This grim vow appeared to do the Aztec good from a mental point

of view, and then he led his white friend silently towards the

covered part of the teocalli, from whence those sounds emanated.

Curtains of thick stuff served to shut in the light and to partly

smother the sound of voices, but Ixtli cautiously formed a couple

of peepholes of which they quickly made good use.

A portion of the sacred fire was burning upon its special altar,

while a large lamp, formed of baked clay, was suspended from the

roof, shedding a fair light around, as well as perfuming the

enclosure quite agreeably.

Almost directly beneath this hanging-lamp stood the two Children

of the Sun, one tall, stately, almost queenly of stature, and now

looking unusually impressive, as she seemed to act as shield for

her daughter, slighter, more yielding, but ah, how lovely of face

and comely of person!

Even then Bruno could not help realising those facts, although

his ears were tingling sharply with the harsh accents falling

from a far different pair of lips, those of a tall, muscular

warrior whose form was gorgeously arrayed in featherwork and

cunning weaving, rich-hued dyes having been called to aid the

other arts as well.

If this was actually the Prince Hua, then he was a most brutal

sample of Aztecan aristocracy, and at first sight Gillespie felt

a fierce hatred for the harsh-toned chieftain.

As a matter of course, Bruno was unable to comprehend just what

was being said, thanks to his complete ignorance of the language

employed; but he felt morally certain that ugly threats were

passing through those thin lips, and even so soon his hands began

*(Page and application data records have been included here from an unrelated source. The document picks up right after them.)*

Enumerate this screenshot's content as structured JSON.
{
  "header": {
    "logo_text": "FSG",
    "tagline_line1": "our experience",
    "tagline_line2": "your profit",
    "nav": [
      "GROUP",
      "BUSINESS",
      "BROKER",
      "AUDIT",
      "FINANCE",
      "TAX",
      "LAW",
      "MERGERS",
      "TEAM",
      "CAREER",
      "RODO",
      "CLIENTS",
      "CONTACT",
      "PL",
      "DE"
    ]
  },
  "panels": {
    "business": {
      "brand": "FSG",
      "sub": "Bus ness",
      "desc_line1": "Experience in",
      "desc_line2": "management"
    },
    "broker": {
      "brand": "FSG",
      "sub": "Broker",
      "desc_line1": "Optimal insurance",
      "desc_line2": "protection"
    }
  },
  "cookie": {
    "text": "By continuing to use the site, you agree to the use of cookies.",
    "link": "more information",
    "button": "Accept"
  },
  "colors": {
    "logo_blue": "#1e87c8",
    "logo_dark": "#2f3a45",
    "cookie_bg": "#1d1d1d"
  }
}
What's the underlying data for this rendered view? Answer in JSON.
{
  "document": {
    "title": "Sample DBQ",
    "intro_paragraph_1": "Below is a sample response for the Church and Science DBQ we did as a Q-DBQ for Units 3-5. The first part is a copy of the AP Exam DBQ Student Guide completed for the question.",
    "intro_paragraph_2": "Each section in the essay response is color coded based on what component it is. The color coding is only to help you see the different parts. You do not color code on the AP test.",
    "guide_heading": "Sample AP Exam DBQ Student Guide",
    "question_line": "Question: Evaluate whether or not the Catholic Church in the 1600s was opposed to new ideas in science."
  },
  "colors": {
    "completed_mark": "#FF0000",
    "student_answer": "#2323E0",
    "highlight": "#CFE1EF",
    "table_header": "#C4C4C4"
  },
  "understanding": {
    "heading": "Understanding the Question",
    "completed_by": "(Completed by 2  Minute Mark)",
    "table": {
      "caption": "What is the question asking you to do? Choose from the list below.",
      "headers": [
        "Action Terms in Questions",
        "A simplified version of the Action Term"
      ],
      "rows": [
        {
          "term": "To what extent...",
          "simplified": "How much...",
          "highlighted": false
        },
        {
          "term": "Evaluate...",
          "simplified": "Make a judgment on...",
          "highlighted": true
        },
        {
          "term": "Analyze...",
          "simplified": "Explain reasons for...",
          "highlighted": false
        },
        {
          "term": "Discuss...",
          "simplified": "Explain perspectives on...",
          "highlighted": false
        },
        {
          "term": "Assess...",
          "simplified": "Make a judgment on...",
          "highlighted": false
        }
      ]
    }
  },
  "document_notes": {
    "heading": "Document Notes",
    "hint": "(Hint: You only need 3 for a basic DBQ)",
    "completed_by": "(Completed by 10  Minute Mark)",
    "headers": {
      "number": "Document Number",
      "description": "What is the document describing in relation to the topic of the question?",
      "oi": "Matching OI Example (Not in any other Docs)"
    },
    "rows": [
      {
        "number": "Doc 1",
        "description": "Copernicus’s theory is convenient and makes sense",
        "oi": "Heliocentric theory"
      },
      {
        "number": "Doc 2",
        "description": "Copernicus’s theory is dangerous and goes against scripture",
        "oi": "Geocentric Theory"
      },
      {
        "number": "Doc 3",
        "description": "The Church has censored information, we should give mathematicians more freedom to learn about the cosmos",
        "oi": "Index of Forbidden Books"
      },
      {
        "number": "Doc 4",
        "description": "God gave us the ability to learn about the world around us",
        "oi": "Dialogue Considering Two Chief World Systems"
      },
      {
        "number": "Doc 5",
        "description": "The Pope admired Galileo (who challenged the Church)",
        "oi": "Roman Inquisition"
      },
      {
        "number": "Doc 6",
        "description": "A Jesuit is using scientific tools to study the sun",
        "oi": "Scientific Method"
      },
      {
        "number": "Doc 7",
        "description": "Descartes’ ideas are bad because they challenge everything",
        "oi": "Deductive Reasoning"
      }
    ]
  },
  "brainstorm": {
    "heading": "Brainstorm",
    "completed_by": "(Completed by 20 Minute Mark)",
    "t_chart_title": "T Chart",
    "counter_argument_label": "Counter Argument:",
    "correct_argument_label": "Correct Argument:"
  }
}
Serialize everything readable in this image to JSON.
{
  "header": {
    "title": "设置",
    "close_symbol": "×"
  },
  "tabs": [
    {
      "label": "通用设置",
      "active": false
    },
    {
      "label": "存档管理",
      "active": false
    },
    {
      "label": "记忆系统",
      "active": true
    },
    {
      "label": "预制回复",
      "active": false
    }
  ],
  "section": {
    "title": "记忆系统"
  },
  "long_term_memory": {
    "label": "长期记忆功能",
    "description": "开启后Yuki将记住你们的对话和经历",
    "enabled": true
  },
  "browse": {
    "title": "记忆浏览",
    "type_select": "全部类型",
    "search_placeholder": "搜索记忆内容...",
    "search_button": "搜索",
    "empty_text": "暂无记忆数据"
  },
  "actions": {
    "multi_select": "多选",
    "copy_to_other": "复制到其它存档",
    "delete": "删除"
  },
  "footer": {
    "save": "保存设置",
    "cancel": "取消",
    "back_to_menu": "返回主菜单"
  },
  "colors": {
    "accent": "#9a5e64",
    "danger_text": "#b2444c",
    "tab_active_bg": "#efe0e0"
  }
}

to itch and his blood to glow, both urging him to the rescue.

Swiftly fell the reply made by Victo, and her words must have

stung the prince to the quick, since he uttered a savage cry,

drawing back an arm as though to smite that proudly beautiful

face with his hard-clenched fist.

That proved to be the cap-sheaf, for Bruno could stand no more.

He dashed aside the heavy curtain as he leaped forward, giving a

stern cry as he came, swinging the war club over his shoulder to

strike with all vengeance at the startled and recoiling Aztecan.

Only the young man's unfamiliarity with the weapon preserved

Prince Hua from certain death. As it was, he reeled, to fall in

a nerveless heap upon the floor, while, with a startled cry,

another Aztec broke away in flight.

A CRY IN THE NIGHT A DUEL TO THE DEATH. facebooktwittergoogle_plusredditpinterestlinkedinmail